Respondent-father claims that the trial court erred in ordering him to comply with a case plan while at the same time directing that reasonable efforts at reunification were no longer required. Respondent-father argues that the goal of a case plan is reunification and that the two directives are therefore contradictory and internally inconsistent.
"The district court has broad discretion to fashion a disposition from the prescribed alternatives in N.C. Gen. Stat. § 7B-903(a), based upon the best interests of the child." In re B.W. , 190 N.C. App. 328, 336, 665 S.E.2d 462, 467 (2008) (citation omitted). "We review a dispositional order only for abuse of discretion. An abuse of discretion occurs when the trial court's ruling is so arbitrary that it could not have been the result of a reasoned decision." Id. at 336, 665 S.E.2d at 467 (internal citations and quotation omitted).

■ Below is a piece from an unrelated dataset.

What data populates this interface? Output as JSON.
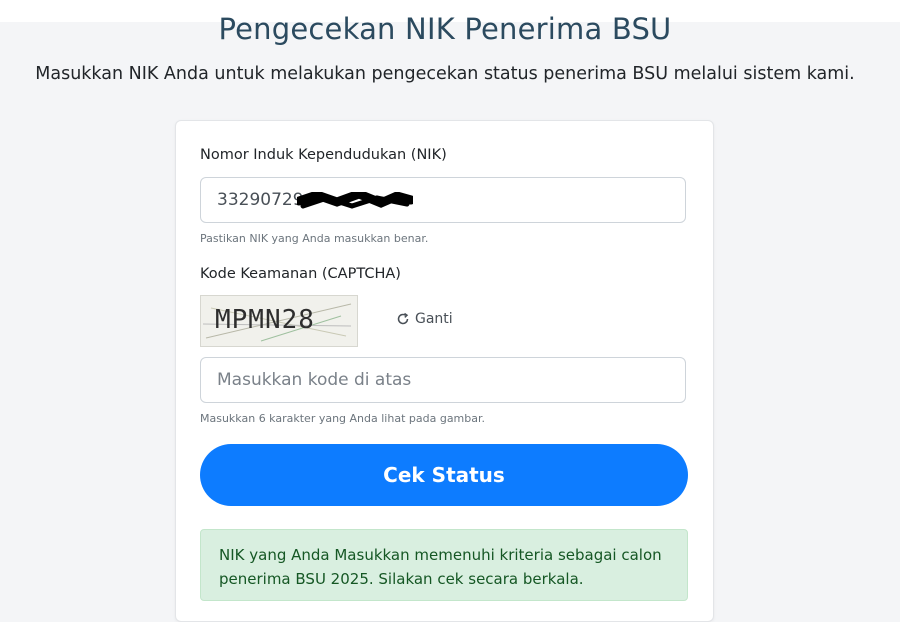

After reviewing the disposition order, we find no abuse of discretion in the trial court's decision to simultaneously order Respondent-father to comply with a case plan and cease reunification efforts. To begin, our Juvenile Code specifically authorizes the trial court to combine several dispositional alternatives, as well as concurrent permanent plans, even if the dispositions or plans are seemingly contradictory. See N.C. Gen. Stat. §§ 7B-903(a), 7B-906.2(a) (2015). The trial court also has a certain amount of authority over the parent of a child who is adjudicated abused, neglected, or dependent. See N.C. Gen. Stat. § 7B-904. Therefore, it follows that the trial court, in its discretion, would be authorized to order a parent to obtain services, even if the services appear to contradict the juvenile's disposition.
Additionally, even if DSS is relieved of reunification efforts, a parent could still work towards reunification on his own, without assistance from DSS. Although the cessation of reunification efforts often leads to the filing of a petition to terminate parental rights, it is feasible for a parent to work towards reunification and advocate for a change back to reunification as the permanent plan at the next permanency planning hearing. See N.C. Gen. Stat. §§ 7B-906.1, 7B-906.2 (2015). Moreover, if DSS does indeed pursue termination of parental rights, a parent's compliance with a case plan would certainly become relevant. Based on the foregoing, we find no error in the trial court's decision to order Respondent-father to comply with a case plan while simultaneously concluding that reunification efforts were no longer necessary.
In conclusion, we reverse the trial court's adjudication of dependency. We also strike part of one finding of fact from the adjudication order as specified above. We affirm the remainder of the adjudication order. As to the disposition order, we reverse the trial court's conclusion that reasonable efforts at reunification with Respondent-father were no longer required. We affirm the remainder of the order.
REVERSED IN PART; AFFIRMED IN PART.
Report per Rule 30(e).
Judges ELMORE and ZACHARY concur.